The premise is that Canadian author Gary Geddes follows in the footsteps of a 5th century Afghan monk who fled Kabul to China, and who, according to legend, actually sailed to North America and back to China 1,000 years before Columbus. It sounds like a great adventure story, and it should be, but the telling of it left me absolutely indifferent. I felt no sense of empathy towards Huishen and what he might have experienced all those centuries ago, and Geddes’ own experiences were recorded in such a superficial and rapid-fire manner (I was here, and then I went there, and then I did this …..) that I was never engaged enough to care.
It was like your Uncle Albert and Aunt Ida showing you the pictures from their whirl-wind, 14-countries-in-7-days vacation trip to Europe - a series of snapshots with little in the way of connection other than the obvious time line, no tension and no drama. In a word, boring.
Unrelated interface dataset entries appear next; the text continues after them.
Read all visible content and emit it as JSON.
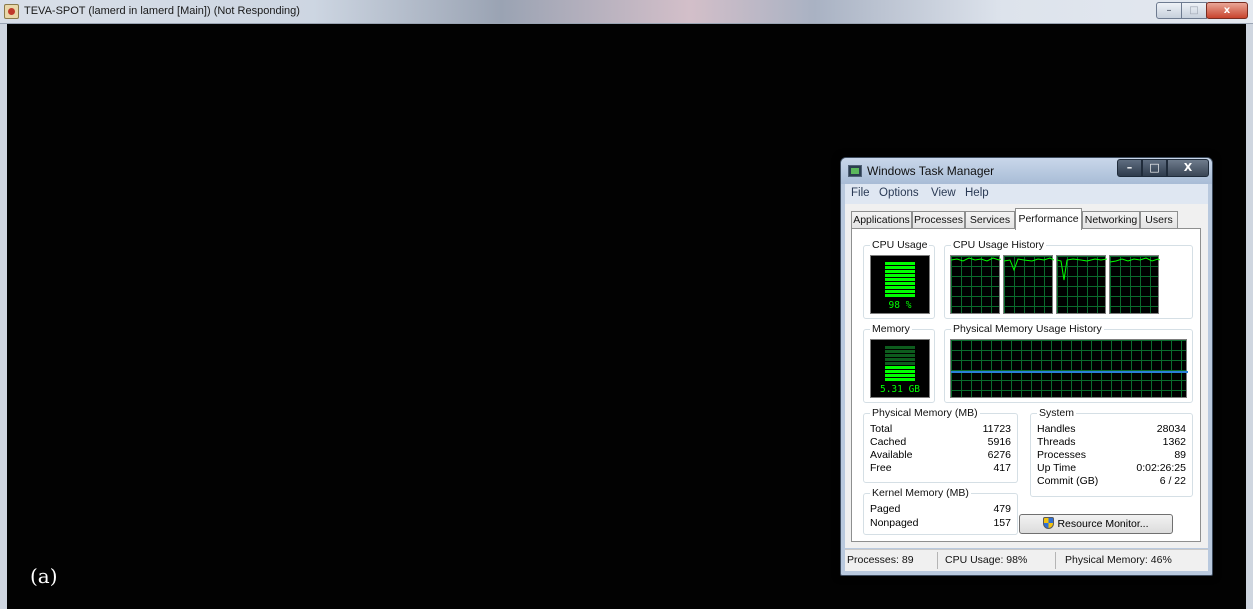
{
  "app": {
    "title": "TEVA-SPOT (lamerd in lamerd [Main]) (Not Responding)",
    "controls": {
      "minimize": "–",
      "maximize": "□",
      "close": "x"
    }
  },
  "figure_label": "(a)",
  "task_manager": {
    "title": "Windows Task Manager",
    "controls": {
      "minimize": "–",
      "maximize": "□",
      "close": "X"
    },
    "menu": [
      "File",
      "Options",
      "View",
      "Help"
    ],
    "tabs": [
      "Applications",
      "Processes",
      "Services",
      "Performance",
      "Networking",
      "Users"
    ],
    "active_tab": "Performance",
    "cpu_usage": {
      "label": "CPU Usage",
      "value": "98 %",
      "level": 0.98
    },
    "cpu_history": {
      "label": "CPU Usage History",
      "cores": 4
    },
    "memory": {
      "label": "Memory",
      "value": "5.31 GB",
      "level": 0.46
    },
    "memory_history": {
      "label": "Physical Memory Usage History"
    },
    "physical_memory": {
      "label": "Physical Memory (MB)",
      "rows": [
        {
          "key": "Total",
          "value": "11723"
        },
        {
          "key": "Cached",
          "value": "5916"
        },
        {
          "key": "Available",
          "value": "6276"
        },
        {
          "key": "Free",
          "value": "417"
        }
      ]
    },
    "kernel_memory": {
      "label": "Kernel Memory (MB)",
      "rows": [
        {
          "key": "Paged",
          "value": "479"
        },
        {
          "key": "Nonpaged",
          "value": "157"
        }
      ]
    },
    "system": {
      "label": "System",
      "rows": [
        {
          "key": "Handles",
          "value": "28034"
        },
        {
          "key": "Threads",
          "value": "1362"
        },
        {
          "key": "Processes",
          "value": "89"
        },
        {
          "key": "Up Time",
          "value": "0:02:26:25"
        },
        {
          "key": "Commit (GB)",
          "value": "6 / 22"
        }
      ]
    },
    "resource_monitor_button": "Resource Monitor...",
    "statusbar": {
      "processes": "Processes: 89",
      "cpu": "CPU Usage: 98%",
      "memory": "Physical Memory: 46%"
    },
    "colors": {
      "graph_line": "#00ff00",
      "grid": "#0a6b2c",
      "memory_line": "#2a7fd8"
    }
  }
}
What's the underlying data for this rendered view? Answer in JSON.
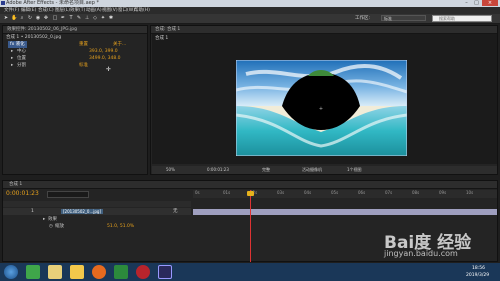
{
  "window": {
    "title": "Adobe After Effects - 未命名项目.aep *"
  },
  "menu": [
    "文件(F)",
    "编辑(E)",
    "合成(C)",
    "图层(L)",
    "效果(T)",
    "动画(A)",
    "视图(V)",
    "窗口(W)",
    "帮助(H)"
  ],
  "toolbar": {
    "workspace_label": "工作区:",
    "workspace_value": "标准",
    "search_placeholder": "搜索帮助"
  },
  "effects_panel": {
    "tab": "效果控件: 20130502_06_JPG.jpg",
    "layer_path": "合成 1 • 20130502_0.jpg",
    "rows": [
      {
        "label": "fx 液化",
        "action": "重置",
        "extra": "关于..."
      },
      {
        "label": "中心",
        "value": "393.0, 399.0"
      },
      {
        "label": "位置",
        "value": "3499.0, 348.0"
      },
      {
        "label": "分割",
        "value": "标准"
      }
    ]
  },
  "viewer": {
    "tab": "合成: 合成 1",
    "comp_name": "合成 1",
    "zoom": "50%",
    "timecode": "0:00:01:23",
    "resolution": "完整",
    "camera": "活动摄像机",
    "views": "1个视图"
  },
  "timeline": {
    "tab": "合成 1",
    "timecode": "0:00:01:23",
    "ruler": [
      "0s",
      "01s",
      "02s",
      "03s",
      "04s",
      "05s",
      "06s",
      "07s",
      "08s",
      "09s",
      "10s"
    ],
    "layers": [
      {
        "num": "1",
        "name": "[20130502_0...jpg]",
        "mode": "无"
      },
      {
        "num": "",
        "name": "效果",
        "mode": ""
      },
      {
        "num": "",
        "name": "缩放",
        "value": "51.0, 51.0%"
      }
    ]
  },
  "taskbar": {
    "time": "18:56",
    "date": "2019/3/29"
  },
  "watermark": {
    "brand": "Bai度 经验",
    "url": "jingyan.baidu.com"
  }
}
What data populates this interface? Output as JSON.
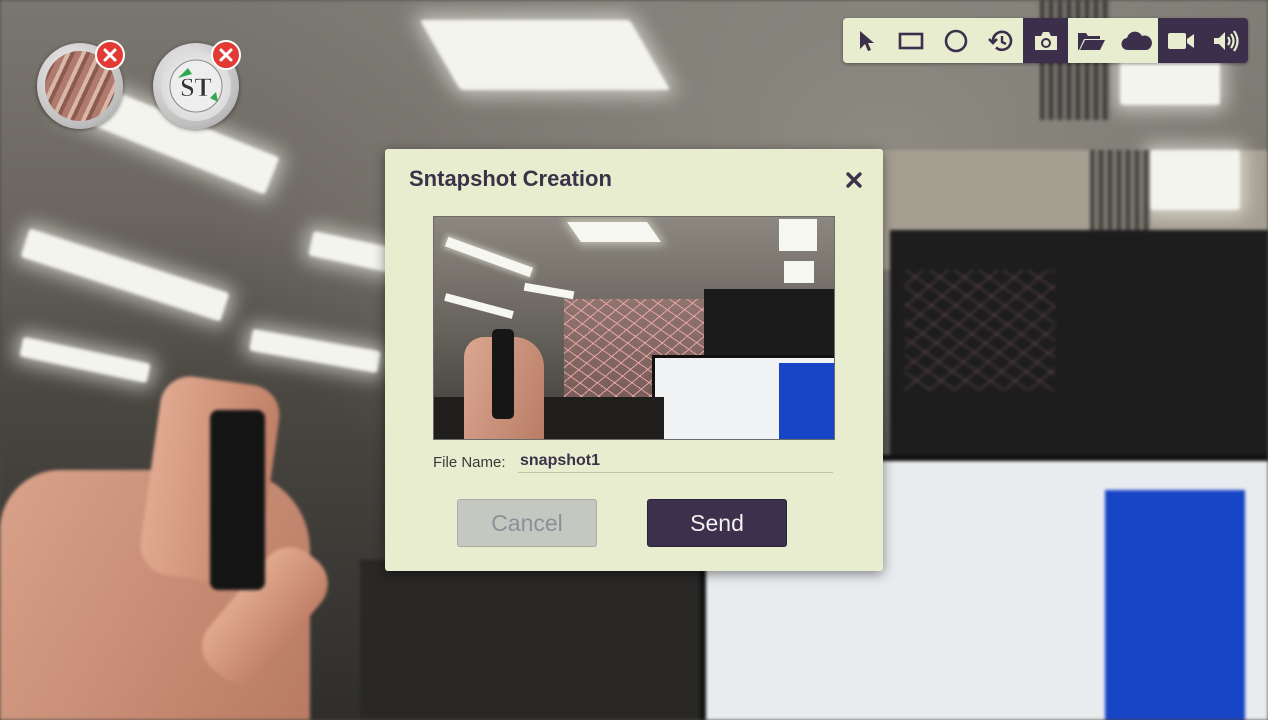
{
  "participants": [
    {
      "name": "participant-avatar-1",
      "remove_icon": "close-icon"
    },
    {
      "name": "participant-avatar-2",
      "logo_text": "ST",
      "remove_icon": "close-icon"
    }
  ],
  "toolbar": {
    "tools": [
      {
        "id": "pointer",
        "icon": "cursor-icon",
        "active": false
      },
      {
        "id": "rectangle",
        "icon": "rectangle-icon",
        "active": false
      },
      {
        "id": "circle",
        "icon": "circle-icon",
        "active": false
      },
      {
        "id": "history",
        "icon": "history-icon",
        "active": false
      },
      {
        "id": "snapshot",
        "icon": "camera-icon",
        "active": true
      },
      {
        "id": "open",
        "icon": "folder-open-icon",
        "active": false
      },
      {
        "id": "cloud",
        "icon": "cloud-icon",
        "active": false
      },
      {
        "id": "video",
        "icon": "video-camera-icon",
        "active": true
      },
      {
        "id": "audio",
        "icon": "speaker-icon",
        "active": true
      }
    ],
    "colors": {
      "light": "#e8edcf",
      "dark": "#3b2f4b"
    }
  },
  "dialog": {
    "title": "Sntapshot Creation",
    "close_icon": "close-icon",
    "file_name_label": "File Name:",
    "file_name_value": "snapshot1",
    "cancel_label": "Cancel",
    "send_label": "Send",
    "colors": {
      "background": "#e8edcf",
      "title": "#3a3348",
      "send": "#3c304d",
      "cancel": "#c5c8c0"
    }
  }
}
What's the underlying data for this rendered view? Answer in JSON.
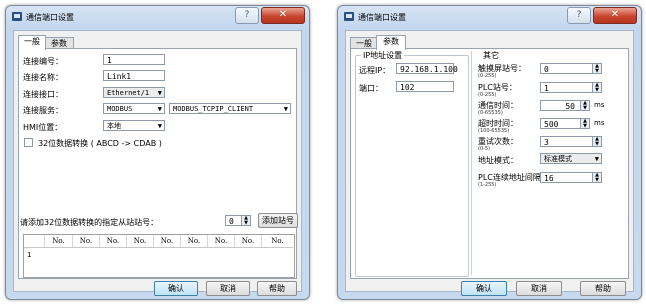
{
  "left_dialog": {
    "title": "通信端口设置",
    "help_glyph": "?",
    "close_glyph": "✕",
    "tabs": [
      "一般",
      "参数"
    ],
    "fields": {
      "link_no_label": "连接编号：",
      "link_no_value": "1",
      "link_name_label": "连接名称：",
      "link_name_value": "Link1",
      "link_port_label": "连接接口：",
      "link_port_value": "Ethernet/1",
      "link_service_label": "连接服务：",
      "link_service_value": "MODBUS",
      "link_service_mode_value": "MODBUS_TCPIP_CLIENT",
      "hmi_pos_label": "HMI位置：",
      "hmi_pos_value": "本地",
      "convert_label": "32位数据转换 ( ABCD -> CDAB )"
    },
    "slave": {
      "prompt": "请添加32位数据转换的指定从站站号：",
      "value": "0",
      "add_button": "添加站号"
    },
    "table": {
      "headers": [
        "No.",
        "No.",
        "No.",
        "No.",
        "No.",
        "No.",
        "No.",
        "No.",
        "No."
      ],
      "rows": [
        [
          "1"
        ]
      ]
    },
    "buttons": {
      "ok": "确认",
      "cancel": "取消",
      "help": "帮助"
    }
  },
  "right_dialog": {
    "title": "通信端口设置",
    "help_glyph": "?",
    "close_glyph": "✕",
    "tabs": [
      "一般",
      "参数"
    ],
    "ip_group": {
      "title": "IP地址设置",
      "remote_ip_label": "远程IP：",
      "remote_ip_value": "92.168.1.100",
      "port_label": "端口：",
      "port_value": "102"
    },
    "other_group": {
      "title": "其它",
      "screen_station_label": "触摸屏站号：",
      "screen_station_range": "(0-255)",
      "screen_station_value": "0",
      "plc_station_label": "PLC站号：",
      "plc_station_range": "(0-255)",
      "plc_station_value": "1",
      "comm_time_label": "通信时间：",
      "comm_time_range": "(0-65535)",
      "comm_time_value": "50",
      "comm_time_unit": "ms",
      "timeout_label": "超时时间：",
      "timeout_range": "(100-65535)",
      "timeout_value": "500",
      "timeout_unit": "ms",
      "retry_label": "重试次数：",
      "retry_range": "(0-5)",
      "retry_value": "3",
      "addr_mode_label": "地址模式：",
      "addr_mode_value": "标准模式",
      "plc_interval_label": "PLC连续地址间隔",
      "plc_interval_range": "(1-255)",
      "plc_interval_value": "16"
    },
    "buttons": {
      "ok": "确认",
      "cancel": "取消",
      "help": "帮助"
    }
  }
}
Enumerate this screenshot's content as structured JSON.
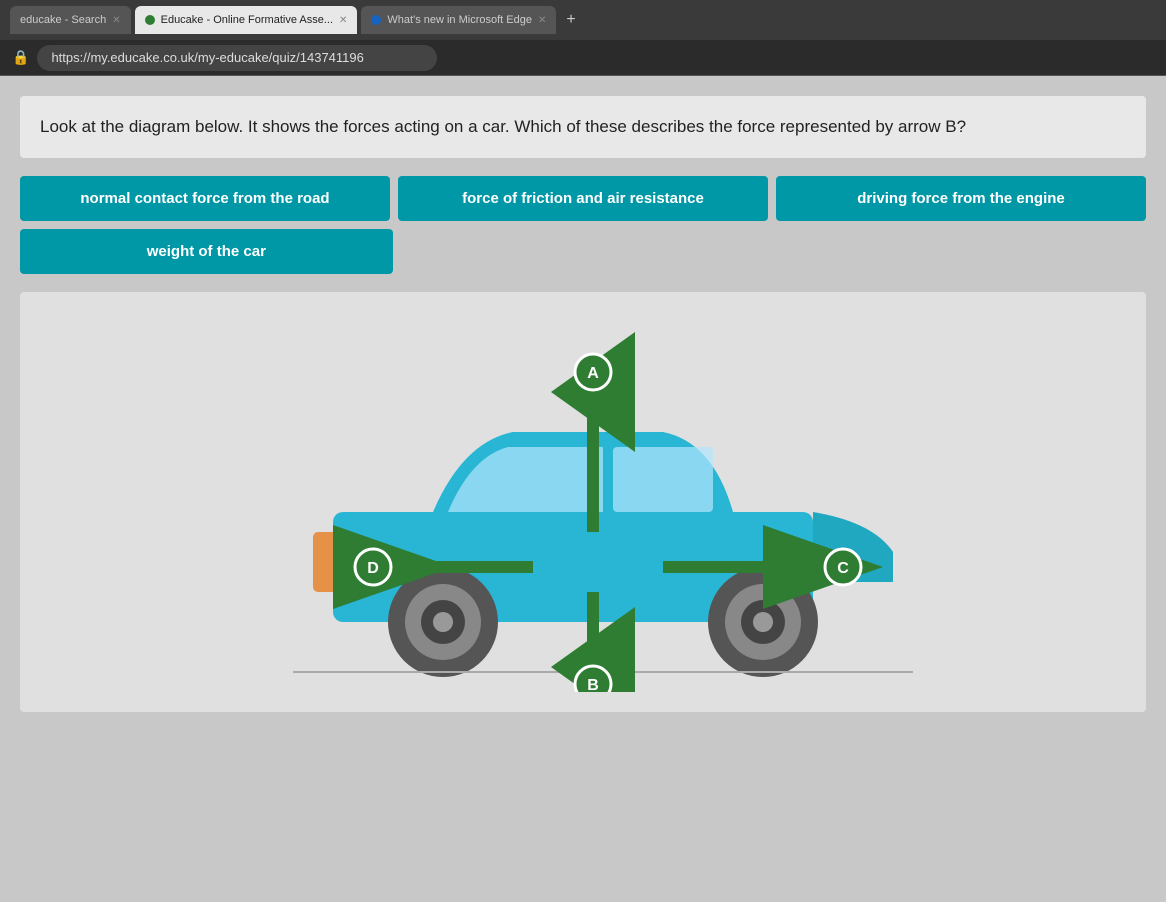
{
  "browser": {
    "tabs": [
      {
        "label": "educake - Search",
        "active": false,
        "id": "tab1"
      },
      {
        "label": "Educake - Online Formative Asse...",
        "active": true,
        "id": "tab2"
      },
      {
        "label": "What's new in Microsoft Edge",
        "active": false,
        "id": "tab3"
      }
    ],
    "add_tab_label": "+",
    "url": "https://my.educake.co.uk/my-educake/quiz/143741196"
  },
  "question": {
    "text": "Look at the diagram below. It shows the forces acting on a car. Which of these describes the force represented by arrow B?"
  },
  "options": [
    {
      "id": "opt1",
      "label": "normal contact force from the road"
    },
    {
      "id": "opt2",
      "label": "force of friction and air resistance"
    },
    {
      "id": "opt3",
      "label": "driving force from the engine"
    },
    {
      "id": "opt4",
      "label": "weight of the car"
    }
  ],
  "diagram": {
    "arrows": [
      {
        "id": "A",
        "direction": "up",
        "label": "A"
      },
      {
        "id": "B",
        "direction": "down",
        "label": "B"
      },
      {
        "id": "C",
        "direction": "right",
        "label": "C"
      },
      {
        "id": "D",
        "direction": "left",
        "label": "D"
      }
    ]
  }
}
Life’s too short to spend it reading uninteresting books – give this one a pass, unless you enjoy Uncle Albert’s slide shows.